To activate this jin, however, we must make what has been preconscious conscious. It’s simple. But “simple” doesn’t mean “easy.” It takes practice. Gongfu. Years of being unconscious of that part of your body means that part of your nervous system is mostly asleep. Waking it up requires consciously activating that part of your nervous system until new neural connections make the process easier. “Neurons that fire together wire together.” Gongfu rewires the nervous system to make it more efficient.
To get started, you can reach out and touch something with your elbow. Do that now. Actually FEEL an object with your elbow. Something subtle, yet profound and powerful, happens when you connect the internal dots. Almost magical.
If its motion is connected and unbroken, nothing can oppose its strength…the functional use is unlimited.
If you are attuned to subtle energies, you may notice an immediate shift in your state of being. The mind clears; it enters the “gap between thoughts.” Body-mind-spirit integration makes a quantum shift into a different state of being. You feel very PRESENT. Your energy becomes even fuller, more coherent.
But some people may not be able to make these distinctions. Their prior experience makes such a thing unrecognizable. Many many people can’t really “feel” with their elbow. Instead, they “think about” feeling, creating a subject-object mental separation that disrupts the coherence.
This test helps them to make that distinction in their own minds.
So, how do we make the jump?
I find it helpful to do a before/after test to see if the connection has been made. Something that can be observed as well as experienced subjectively. It should be obvious enough to make the work of transforming the nervous system worthwhile, as well as fun.
Once you become familiar with feeling something external (wall, door, chair, another person), then you shift to feeling your elbow internally. You use your interception to locate the elbow in your nervous system’s map of your body.
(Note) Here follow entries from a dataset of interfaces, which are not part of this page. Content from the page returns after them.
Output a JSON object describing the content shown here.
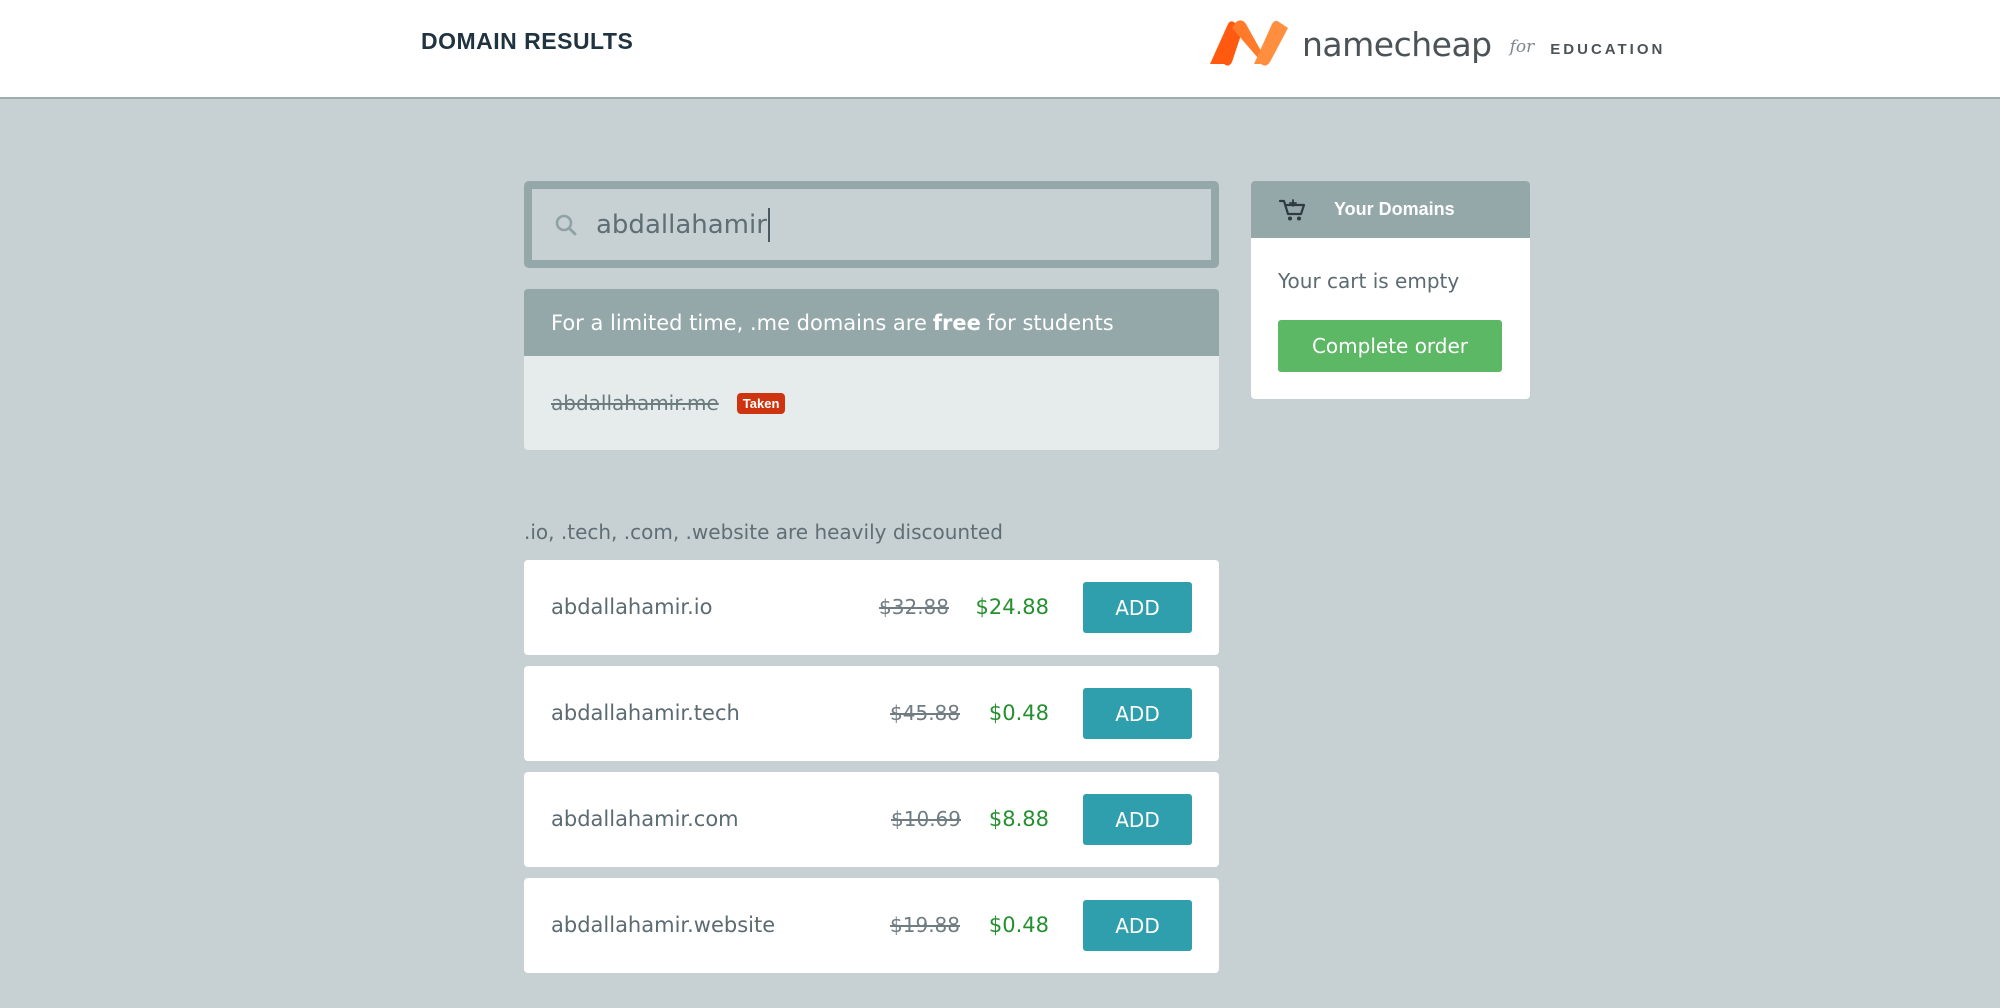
{
  "header": {
    "title": "DOMAIN RESULTS",
    "brand": {
      "name": "namecheap",
      "for": "for",
      "program": "EDUCATION"
    },
    "colors": {
      "logo_orange": "#ff6a14",
      "logo_orange_light": "#ff8f3f"
    }
  },
  "search": {
    "value": "abdallahamir",
    "icon": "search-icon"
  },
  "promo": {
    "text_before": "For a limited time, .me domains are",
    "text_bold": "free",
    "text_after": "for students",
    "result": {
      "domain": "abdallahamir.me",
      "status": "Taken"
    }
  },
  "discount": {
    "label": ".io, .tech, .com, .website are heavily discounted",
    "items": [
      {
        "domain": "abdallahamir.io",
        "old_price": "$32.88",
        "new_price": "$24.88",
        "action": "ADD"
      },
      {
        "domain": "abdallahamir.tech",
        "old_price": "$45.88",
        "new_price": "$0.48",
        "action": "ADD"
      },
      {
        "domain": "abdallahamir.com",
        "old_price": "$10.69",
        "new_price": "$8.88",
        "action": "ADD"
      },
      {
        "domain": "abdallahamir.website",
        "old_price": "$19.88",
        "new_price": "$0.48",
        "action": "ADD"
      }
    ]
  },
  "cart": {
    "title": "Your Domains",
    "icon": "cart-icon",
    "empty_text": "Your cart is empty",
    "button": "Complete order"
  }
}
The information is all there, just sleeping.
In the video below, I start by testing an external feeling, something outside the body
. In the “before,” I test the power of Maria’s muscles by pushing on her forearm in a way that is difficult for anyone to resist using muscular contraction: across her body. The arm collapses easily, as expected. She is easily uprooted.
Then, in the “after,” Maria reaches out and touches the wall with her elbow. This is not done mechanically. She reaches her elbow out to sense the feeling of it. In doing so, she opens the shoulder joint, extending the arm rather than just pushing it out. Now I push on her other arm with many times the amount of force.
The arm is unmoved. Maria’s whole body becomes much more powerful. Instantly. She remains effortlessly rooted.
In the second demonstration, she tries it by feeling her other elbow, the one not touching the wall. She moves away from the wall and reaches her active elbow into my hand. This is harder to do, but with practice it becomes very effective. Feeling requires shifting to a different part of the brain than thinking. Same result though: rooted and powerful.
In the third demonstation, she reaches out with her elbow as if to execute an elbow strike. When driven by the shoulder, this is easy to collapse and uproot (as seen in the “before”). But if she FEELS my hand with her elbow, she activates her zhou jin and is rooted and powerful.
If its motion is connected and unbroken, nothing can oppose its strength…the functional use is unlimited.
Of course, all this takes training. You are not just learning a new trick. This is a whole new way of being. And with it comes presence, confidence, peace, clarity, and effortless power.
The power of the elbow gate! “The functional use is unlimited.”
In the next post, I will show how elbow jin can be used in just about every posture.